The WHY in Action
Tools can be used for many purposes. With a hammer, for example, we can simply hang a picture or we can build a whole house. Our WHY is an equally versatile tool, with applications both narrow and broad. We can use it to ace an interview or inspire our team. An entrepreneur can use it to guide a single new venture or to direct their entire organization. A company can use it to inspire a marketing campaign or to transform its corporate culture. One tool, many uses.
Another way to think of the WHY is as a piece of a jigsaw puzzle. When you know what your piece looks like, it’s much easier to see where it fits or doesn’t fit. Decisions can be made more quickly and with greater certainty. And when others can see your piece, they can see whether it fits with theirs. If it does, that’s when the image starts to take shape. In the real world, that looks like a team coming together to advance a common vision.
Finding the Right Fit
There are two ways to build a career or a business. We can go through life hunting and pecking, looking for opportunities or customers, hoping that something connects. Or we can go through life with intention, knowing what our piece looks like, knowing our WHY, and going straight to the places we fit.

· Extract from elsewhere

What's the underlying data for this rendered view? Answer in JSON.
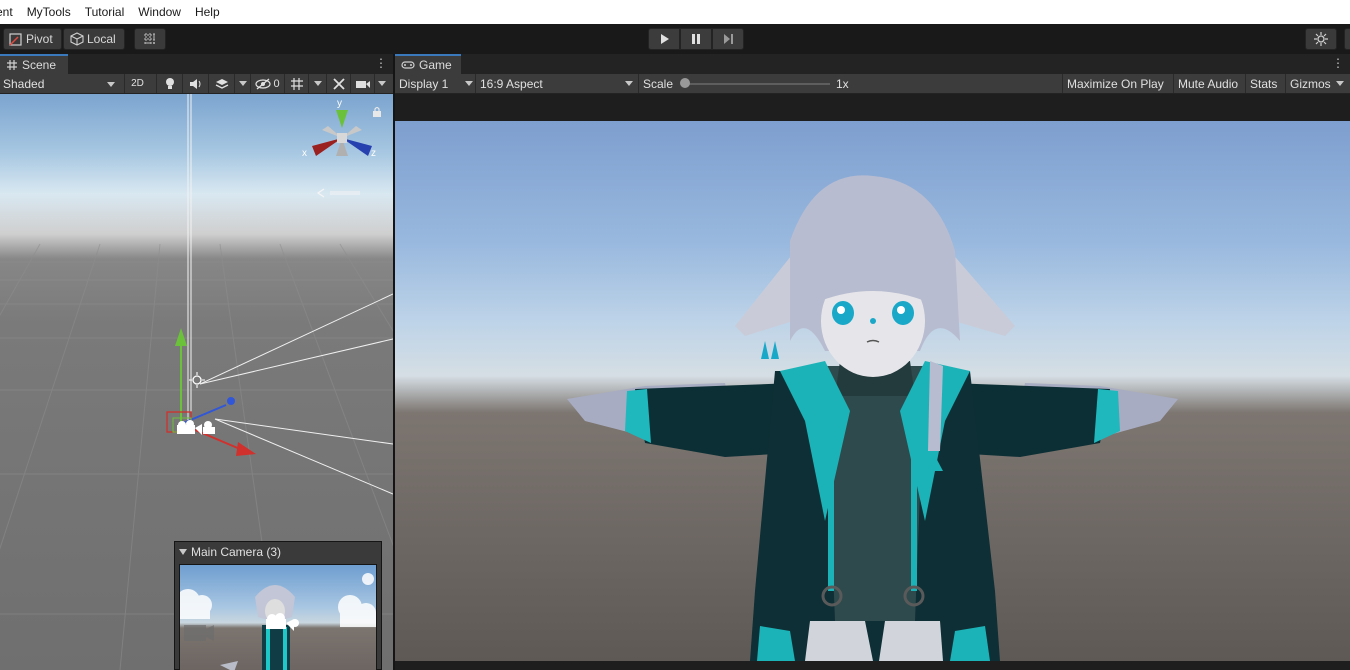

It was break time for a group of senior TV execs going through the WHY Discovery process for their company. As everyone else made a beeline for the coffee, Susan, the HR director, walked over to her colleague Jim. “I don’t think we should hire him,” she said. For several weeks, Susan and Jim had been debating whether or not to hire a candidate for a critical position. They had conducted a wide search and narrowed down their short list to just one person. On paper, he looked great. He had all the boxes checked. But something just didn’t feel right. “I didn’t know what the problem was before,” Susan said. “But now it’s so clear." Jim finished her thought. “He doesn’t believe what we believe.”
Thanks to the WHY Discovery process, Susan and Jim had experienced the same epiphany. The candidate in question had all the right qualifications, but he was missing something incredibly important. He couldn’t champion their WHY. He was up for a key role and leaving the position empty for another few months would absolutely hurt the company. But they resolved then and there, right next to the snack table, that regardless of any short-term pain they might suffer, they would keep looking until they found someone who could do the job and would be the right fit for their company.
Putting Words to your WHY
It’s easier to hire someone based on their résumé. It’s harder to hire someone for their cultural fit. The reason is pretty obvious. We usually hire because we have a job that needs to be done. We look at the résumé to see if the candidate has the skills and experience to do that job. Facts are involved. For better or for worse, hiring for cultural fit is usually less about facts and more about how it feels. Irresponsible executives will ignore that feeling (a.k.a. their gut) whereas good executives will listen to it. The problem is, it’s still a feeling.
In the case of the TV executives, their gut feeling that the candidate was wrong for their company, even though his skills were right, was strong enough to cause them concern. But their inability to articulate why they felt he was wrong kept them from using their gut feeling as the basis for making the decision. This happens to the best of us—when all signs say “go,” yet our gut is telling us to hold back. It’s because we are about to make a decision that’s out of alignment with our values and beliefs. As soon as a company’s WHY is put into words, the culture becomes a little more tangible and the right decision becomes clear immediately.
It would be nice if business was purely science, but it isn’t. While some parts of a business are predictable, tangible and easy to measure (think profit, revenues and expenses), the fact is, there are huge parts of a business that are unpredictable, intangible and hard to measure (think vision, inspiration, trust ... and hiring someone to fit the culture). It’s not that we don’t understand the value of the intangibles; it’s that we have trouble explaining what that value is. Sometimes the intangible values are abandoned because the internal or external pressure to “make the numbers” overwhelms concerns about the company’s long-term well being. Or sometimes intangibles get ignored because we lack the ability to fully grasp or explain them, to have the patience to nurture them or to know which yardstick would accurately measure them. If we had the right tools to manage the intangibles, we’d probably give them more attention.
The opportunity is not to discover the perfect company for ourselves. The opportunity is to build the perfect company for each other.
Tools help us keep track of inventory inside a company, but what tool can help us gauge the cultural fit of a potential employee? We can easily calculate profit by deducting our expenses from our income, but how do we accurately measure the discretionary effort of our workforce? We can know a customer’s purchase history, but how do we know if they trust the company? Having no answers to these questions is the reason too many companies hire for skills before fit, talk about culture but don’t know how to build it and fail to create deep, human connections with their employees and customers.
The WHY is a tool that can bring clarity to that which is fuzzy and make tangible that which is abstract. Used properly, it can be used to hire, to develop strategies and to communicate more clearly (internally and externally). The WHY can help set a vision to inspire people. The WHY can guide us to act with purpose, on purpose.